UK politicians gun for Murdoch
After holding out for a week, media baron Rupert Murdoch referred a controversial bid to take over British broadcaster BSkyB to the country’s Competition Commission.

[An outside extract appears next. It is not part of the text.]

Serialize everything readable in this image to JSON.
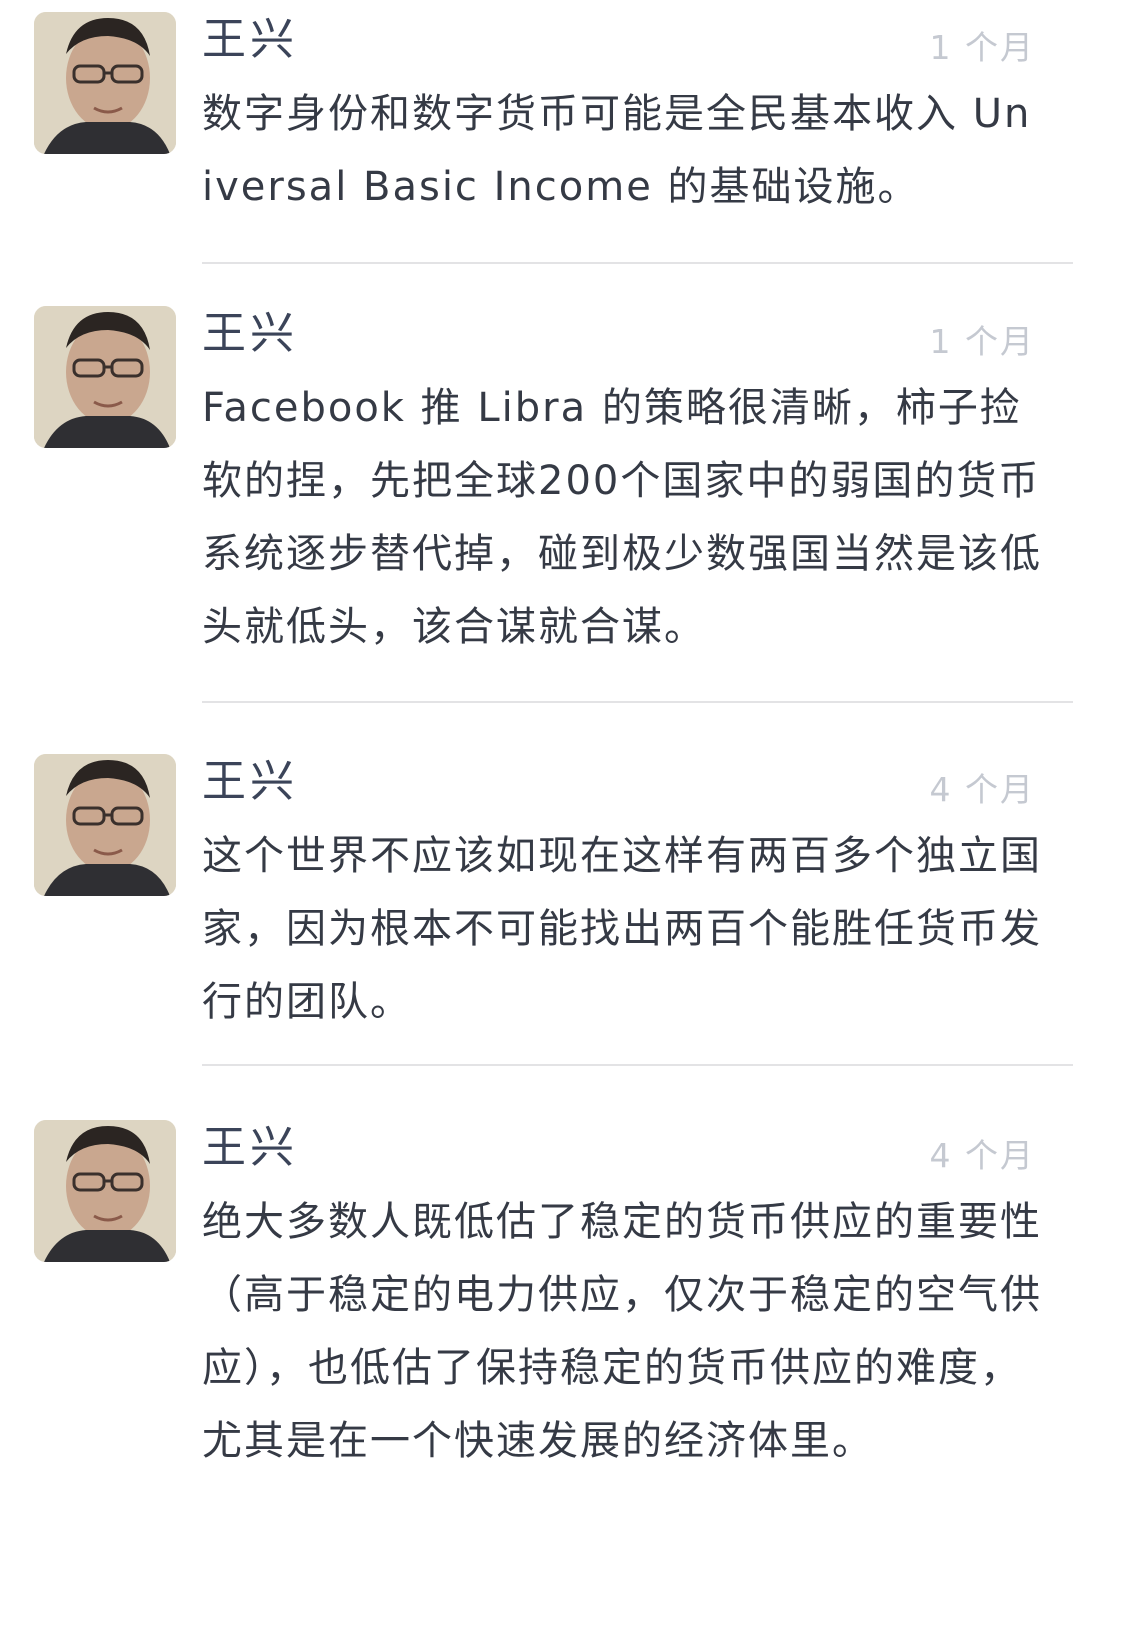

Dipankar De Sarkar reports.world Updated: Jul 13, 2011 02:11 IST
After holding out for a week, media baron Rupert Murdoch referred a controversial bid to take over British broadcaster BSkyB to the country’s Competition Commission.
But his reported plan to buy time ran against the full weight of former Prime Minister Gordon Brown, who on Tuesday accused his British newspapers of hiring “known criminals.”
Brown became the senior most political leader to join a growing chorus of outrage against Murdoch’s British subsidiary News International, when he accused its leading daily tabloid, ‘The Sun’, of “working through links that they had to the criminal underworld” to get news stories.The former Labour leader and finance minister said he and his wife Sarah were left "in tears" in 2006 when the paper called up to inform them that it was running with a story about his infant son Fraser’s illness — cystic fibrosis.
“If I, with all the protection and all the defences and all the security that a chancellor of the exchequer or a Prime Minister has, [am] so vulnerable to unscrupulous tactics, unlawful tactics, to methods that have been used in the way that we've found — what about the ordinary citizen?” Brown said.
Murdoch’s stable of newspapers is accused of hacking into the voicemail messages of celebrities, the royal family, a murdered schoolgirl and families of war dead and terror victims.
He shut down the main paper facing the charges, the ‘News of the World’, but others too are now thought to have employed similar means.
As anger spread among MPs and ordinary Britons, News Corp bowed to demands to refer the BSkyB bid to the Competition Commission — an offer that was gratefully seized by prime minister David Cameron.
Murdoch is already the controlling shareholder in BSkyB, which owns Sky Television, but wants to increase its stake from the current 39% to 100% — a move that is bitterly opposed by British MPs across the political landscape.